The purpose of the report is to verify information provided to the court by the accused and enable the court to impose reasonable bail terms.

  • What happens when the sum of money is too high for the accused?

An accused person who complains about the bail terms simply seeks a review from the court.

Conversely, an accused person who seeks to be released on bail in the High Court is required to make a formal application.

  • What is anticipatory bail?

This is bail by a person who is yet to be arrested but has reasons to believe that his freedom of liberty is about to be breached.

Anticipatory bail is only granted by the High Court on application.

Applicants have to prove that their right to liberty is likely to be compromised by a state organ.

Further, the applicant must show that the apprehension of arrest is “real and not imagined or speculative”.

Accused persons granted anticipatory bail are free from any arrests as long as they report to and cooperate with the investigative authorities.
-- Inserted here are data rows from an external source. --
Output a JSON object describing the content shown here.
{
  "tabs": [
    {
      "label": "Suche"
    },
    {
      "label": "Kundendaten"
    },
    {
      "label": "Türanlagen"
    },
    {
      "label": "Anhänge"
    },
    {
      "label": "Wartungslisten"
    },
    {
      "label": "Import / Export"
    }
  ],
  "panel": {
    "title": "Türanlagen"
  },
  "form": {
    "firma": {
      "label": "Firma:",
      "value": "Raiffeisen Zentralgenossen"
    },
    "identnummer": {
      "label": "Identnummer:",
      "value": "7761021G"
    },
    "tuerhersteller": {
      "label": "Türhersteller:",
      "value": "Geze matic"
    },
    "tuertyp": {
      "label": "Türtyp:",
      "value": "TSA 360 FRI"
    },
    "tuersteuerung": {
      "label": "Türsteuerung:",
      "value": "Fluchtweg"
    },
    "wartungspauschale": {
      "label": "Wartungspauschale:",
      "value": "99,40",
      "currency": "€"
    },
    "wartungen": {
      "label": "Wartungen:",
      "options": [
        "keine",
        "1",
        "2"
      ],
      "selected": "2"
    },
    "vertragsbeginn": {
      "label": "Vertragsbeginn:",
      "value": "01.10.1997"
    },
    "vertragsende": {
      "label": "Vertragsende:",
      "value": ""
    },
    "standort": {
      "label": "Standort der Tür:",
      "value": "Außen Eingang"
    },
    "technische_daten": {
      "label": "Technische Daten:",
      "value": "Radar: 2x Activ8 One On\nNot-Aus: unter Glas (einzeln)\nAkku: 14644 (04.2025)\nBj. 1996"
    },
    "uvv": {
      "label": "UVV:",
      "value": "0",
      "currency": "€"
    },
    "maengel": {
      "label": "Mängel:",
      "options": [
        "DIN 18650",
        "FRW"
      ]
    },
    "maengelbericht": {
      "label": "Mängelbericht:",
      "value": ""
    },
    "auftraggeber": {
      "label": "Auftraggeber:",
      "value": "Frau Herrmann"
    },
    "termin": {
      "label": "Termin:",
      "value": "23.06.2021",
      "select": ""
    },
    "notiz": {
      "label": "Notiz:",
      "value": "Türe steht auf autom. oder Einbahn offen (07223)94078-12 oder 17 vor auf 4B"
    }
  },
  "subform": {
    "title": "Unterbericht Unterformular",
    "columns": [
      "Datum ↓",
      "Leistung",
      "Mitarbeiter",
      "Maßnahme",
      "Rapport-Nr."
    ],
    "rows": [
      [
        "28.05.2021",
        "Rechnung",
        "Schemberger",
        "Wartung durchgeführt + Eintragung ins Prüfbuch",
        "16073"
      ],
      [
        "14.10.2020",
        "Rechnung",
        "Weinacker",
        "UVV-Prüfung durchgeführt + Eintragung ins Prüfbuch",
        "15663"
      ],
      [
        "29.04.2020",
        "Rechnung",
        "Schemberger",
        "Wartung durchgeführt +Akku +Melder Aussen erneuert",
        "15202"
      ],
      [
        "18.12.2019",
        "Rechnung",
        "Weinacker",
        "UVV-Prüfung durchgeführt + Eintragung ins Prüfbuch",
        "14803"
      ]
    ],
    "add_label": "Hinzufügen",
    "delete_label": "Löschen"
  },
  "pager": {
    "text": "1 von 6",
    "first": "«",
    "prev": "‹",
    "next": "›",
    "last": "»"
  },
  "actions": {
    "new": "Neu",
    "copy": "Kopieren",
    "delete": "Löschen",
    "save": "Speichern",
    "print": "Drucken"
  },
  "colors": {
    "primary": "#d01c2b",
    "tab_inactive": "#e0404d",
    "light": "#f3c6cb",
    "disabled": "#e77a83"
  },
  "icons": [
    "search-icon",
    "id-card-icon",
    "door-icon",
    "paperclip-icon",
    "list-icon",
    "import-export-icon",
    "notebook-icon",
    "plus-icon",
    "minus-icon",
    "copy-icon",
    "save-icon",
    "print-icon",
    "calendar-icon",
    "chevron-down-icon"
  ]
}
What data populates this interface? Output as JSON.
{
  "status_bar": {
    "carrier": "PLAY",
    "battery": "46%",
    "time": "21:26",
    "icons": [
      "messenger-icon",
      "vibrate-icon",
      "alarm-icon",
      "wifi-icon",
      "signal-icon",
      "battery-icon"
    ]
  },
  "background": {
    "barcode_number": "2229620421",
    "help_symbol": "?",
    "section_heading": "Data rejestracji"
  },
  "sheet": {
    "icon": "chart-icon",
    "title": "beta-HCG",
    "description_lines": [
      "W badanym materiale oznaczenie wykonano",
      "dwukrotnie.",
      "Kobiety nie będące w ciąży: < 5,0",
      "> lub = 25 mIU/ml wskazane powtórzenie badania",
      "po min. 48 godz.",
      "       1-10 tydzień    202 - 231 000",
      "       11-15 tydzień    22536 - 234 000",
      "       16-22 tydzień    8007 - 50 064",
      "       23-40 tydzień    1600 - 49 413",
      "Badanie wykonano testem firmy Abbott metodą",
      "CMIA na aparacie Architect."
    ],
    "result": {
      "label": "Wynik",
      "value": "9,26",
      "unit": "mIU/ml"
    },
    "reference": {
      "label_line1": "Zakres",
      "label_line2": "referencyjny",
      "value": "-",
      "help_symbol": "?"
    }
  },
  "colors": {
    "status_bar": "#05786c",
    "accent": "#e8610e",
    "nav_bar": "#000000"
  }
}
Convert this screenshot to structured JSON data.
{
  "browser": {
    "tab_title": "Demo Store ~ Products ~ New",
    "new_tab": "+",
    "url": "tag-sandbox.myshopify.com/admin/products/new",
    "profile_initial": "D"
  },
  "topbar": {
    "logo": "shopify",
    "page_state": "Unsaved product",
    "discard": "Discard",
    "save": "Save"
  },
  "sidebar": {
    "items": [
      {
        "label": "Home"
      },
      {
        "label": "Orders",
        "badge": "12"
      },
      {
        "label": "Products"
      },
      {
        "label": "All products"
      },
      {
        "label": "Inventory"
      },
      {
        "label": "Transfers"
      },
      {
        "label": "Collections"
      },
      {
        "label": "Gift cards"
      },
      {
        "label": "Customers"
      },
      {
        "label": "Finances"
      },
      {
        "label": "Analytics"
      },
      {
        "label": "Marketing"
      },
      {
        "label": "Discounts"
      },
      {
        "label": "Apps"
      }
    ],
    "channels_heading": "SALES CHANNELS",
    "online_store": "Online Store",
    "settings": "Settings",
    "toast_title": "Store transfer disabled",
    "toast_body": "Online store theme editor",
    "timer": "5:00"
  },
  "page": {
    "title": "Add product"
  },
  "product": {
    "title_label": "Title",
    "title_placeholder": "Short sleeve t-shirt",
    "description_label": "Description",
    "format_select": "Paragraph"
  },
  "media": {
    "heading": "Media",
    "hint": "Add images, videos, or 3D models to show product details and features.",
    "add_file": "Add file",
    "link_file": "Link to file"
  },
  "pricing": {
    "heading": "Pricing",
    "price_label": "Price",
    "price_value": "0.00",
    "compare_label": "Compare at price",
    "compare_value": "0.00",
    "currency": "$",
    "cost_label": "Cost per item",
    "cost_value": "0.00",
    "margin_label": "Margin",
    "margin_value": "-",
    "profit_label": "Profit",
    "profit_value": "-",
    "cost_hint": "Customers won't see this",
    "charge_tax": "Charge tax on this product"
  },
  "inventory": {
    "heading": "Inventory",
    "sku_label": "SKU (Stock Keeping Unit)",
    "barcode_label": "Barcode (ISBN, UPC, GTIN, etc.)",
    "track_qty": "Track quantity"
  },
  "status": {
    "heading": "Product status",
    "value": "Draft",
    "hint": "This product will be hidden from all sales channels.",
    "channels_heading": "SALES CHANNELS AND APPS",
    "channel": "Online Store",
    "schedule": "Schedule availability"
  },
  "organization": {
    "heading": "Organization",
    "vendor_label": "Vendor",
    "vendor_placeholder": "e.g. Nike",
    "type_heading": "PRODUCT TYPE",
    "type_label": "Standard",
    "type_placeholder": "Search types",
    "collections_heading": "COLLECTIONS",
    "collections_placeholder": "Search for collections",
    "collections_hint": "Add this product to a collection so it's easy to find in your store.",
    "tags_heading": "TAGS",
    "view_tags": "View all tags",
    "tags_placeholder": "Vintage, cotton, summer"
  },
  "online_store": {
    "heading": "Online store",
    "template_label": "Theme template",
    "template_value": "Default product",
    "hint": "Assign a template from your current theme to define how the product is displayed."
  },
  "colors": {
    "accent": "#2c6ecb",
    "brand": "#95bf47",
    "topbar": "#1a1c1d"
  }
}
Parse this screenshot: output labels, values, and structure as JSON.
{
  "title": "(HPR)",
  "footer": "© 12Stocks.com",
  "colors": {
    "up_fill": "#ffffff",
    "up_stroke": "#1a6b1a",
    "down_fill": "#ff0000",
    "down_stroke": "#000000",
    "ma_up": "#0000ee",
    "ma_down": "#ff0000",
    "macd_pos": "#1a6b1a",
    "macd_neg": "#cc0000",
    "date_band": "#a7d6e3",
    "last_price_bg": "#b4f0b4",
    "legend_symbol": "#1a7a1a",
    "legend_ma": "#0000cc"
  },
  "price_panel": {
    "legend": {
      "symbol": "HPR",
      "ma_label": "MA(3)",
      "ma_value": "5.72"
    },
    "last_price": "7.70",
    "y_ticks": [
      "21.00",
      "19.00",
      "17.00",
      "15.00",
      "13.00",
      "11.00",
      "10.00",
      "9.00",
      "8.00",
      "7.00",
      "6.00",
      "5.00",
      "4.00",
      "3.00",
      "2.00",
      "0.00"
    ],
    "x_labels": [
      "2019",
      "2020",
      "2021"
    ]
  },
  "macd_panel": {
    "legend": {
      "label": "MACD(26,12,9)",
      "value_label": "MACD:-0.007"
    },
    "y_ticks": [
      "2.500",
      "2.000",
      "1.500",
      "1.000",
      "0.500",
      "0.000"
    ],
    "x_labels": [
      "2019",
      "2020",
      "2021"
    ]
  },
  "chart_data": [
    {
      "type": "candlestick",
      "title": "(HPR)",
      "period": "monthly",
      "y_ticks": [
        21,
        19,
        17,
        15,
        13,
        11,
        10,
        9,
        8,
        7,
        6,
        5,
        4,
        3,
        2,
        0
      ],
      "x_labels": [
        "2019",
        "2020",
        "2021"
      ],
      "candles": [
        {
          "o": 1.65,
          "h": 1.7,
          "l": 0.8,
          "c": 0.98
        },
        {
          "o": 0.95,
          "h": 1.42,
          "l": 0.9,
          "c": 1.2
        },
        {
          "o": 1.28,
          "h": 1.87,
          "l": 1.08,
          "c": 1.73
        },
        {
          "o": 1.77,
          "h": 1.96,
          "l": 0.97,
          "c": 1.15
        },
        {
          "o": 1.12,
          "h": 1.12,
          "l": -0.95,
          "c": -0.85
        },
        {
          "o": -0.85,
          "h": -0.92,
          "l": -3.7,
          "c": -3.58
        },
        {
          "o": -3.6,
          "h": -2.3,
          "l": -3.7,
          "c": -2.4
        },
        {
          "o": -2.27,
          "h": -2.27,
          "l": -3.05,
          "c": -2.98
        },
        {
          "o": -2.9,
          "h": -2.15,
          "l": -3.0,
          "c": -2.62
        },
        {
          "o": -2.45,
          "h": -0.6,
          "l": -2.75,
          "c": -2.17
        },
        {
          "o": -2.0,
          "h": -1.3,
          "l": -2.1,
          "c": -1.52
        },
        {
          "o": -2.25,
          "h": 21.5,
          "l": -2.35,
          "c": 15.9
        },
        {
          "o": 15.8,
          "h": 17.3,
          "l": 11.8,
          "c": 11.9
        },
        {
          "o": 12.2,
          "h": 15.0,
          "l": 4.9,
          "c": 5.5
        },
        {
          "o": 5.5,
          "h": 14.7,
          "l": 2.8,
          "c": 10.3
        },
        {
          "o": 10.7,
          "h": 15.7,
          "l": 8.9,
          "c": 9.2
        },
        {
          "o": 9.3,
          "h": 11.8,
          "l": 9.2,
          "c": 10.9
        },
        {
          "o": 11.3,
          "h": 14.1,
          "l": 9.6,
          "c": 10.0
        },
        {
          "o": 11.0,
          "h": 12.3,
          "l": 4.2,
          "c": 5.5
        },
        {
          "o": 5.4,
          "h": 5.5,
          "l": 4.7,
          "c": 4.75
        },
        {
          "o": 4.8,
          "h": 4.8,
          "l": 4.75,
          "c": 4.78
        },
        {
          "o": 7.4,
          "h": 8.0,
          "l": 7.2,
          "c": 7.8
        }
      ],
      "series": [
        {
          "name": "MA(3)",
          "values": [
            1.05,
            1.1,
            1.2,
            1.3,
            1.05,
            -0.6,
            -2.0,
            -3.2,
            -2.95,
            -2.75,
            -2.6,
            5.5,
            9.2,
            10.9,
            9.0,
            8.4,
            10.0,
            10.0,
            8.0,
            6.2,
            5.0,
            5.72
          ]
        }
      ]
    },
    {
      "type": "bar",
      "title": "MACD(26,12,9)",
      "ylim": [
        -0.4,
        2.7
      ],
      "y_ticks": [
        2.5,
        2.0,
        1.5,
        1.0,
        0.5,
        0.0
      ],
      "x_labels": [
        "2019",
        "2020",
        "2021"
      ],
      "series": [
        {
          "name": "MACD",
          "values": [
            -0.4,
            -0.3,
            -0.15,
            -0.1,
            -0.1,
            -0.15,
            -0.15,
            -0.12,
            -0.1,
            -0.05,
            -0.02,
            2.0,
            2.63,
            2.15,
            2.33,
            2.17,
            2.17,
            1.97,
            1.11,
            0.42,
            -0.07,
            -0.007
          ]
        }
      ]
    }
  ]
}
  • What is bail pending appeal?

This is a type of bail given after the accused is unsuccessful in the case against them but before the appeal stage.

The purpose of bail pending appeal is to secure their liberty during the appeal.

The burden of proof lies with the convicted person to demonstrate that there are overwhelming chances of success of their appeal.

The court grants an accused person bail, and attaches the conditions that are deemed necessary to ensure that the accused person attends court as and when required.

  • What is bail supervision?

Bail supervision is the mechanism used by courts to monitor the accused person where appropriate.

A probation officer supervises the accused person who has been released on bail, with the goal of ensuring that they comply with bail conditions and attend court as and when required.

In Kenya, there is no bail supervision system at present, thus the enforcement of bail conditions is unfortunately not effective.

  • How can you pay for bail or bond?

Acceptable modes include cash, a car logbook or other documents of title only.

  • Is the money ever refunded?

There is no refunding of any sort since you are paying to be set free.

The money paid is refunded to you if you attend all your court appearances faithfully and are successful in the case.

  • What are the compelling reasons for grant or denial of bail or bond?

The right to bail is not automatic since there is the determination of whether there are compelling reasons that can justify its denial.

In practice, courts make this evaluation by considering some of the following non-exhaustive factors:

  1. The nature and seriousness of the offence and the punishment to be meted out if the accused person is found guilty.
  2. The strength of the prosecution case.
  3. Character and antecedents of the accused person.
  4. The failure of the accused person to observe bail or bond terms on previous occasions
  5. Likelihood of interfering with witnesses.
  6. The need to protect the victim or victims of the crime from the accused person.
  7. The relationship between the accused person and potential witnesses.
  8. The accused person is a flight risk.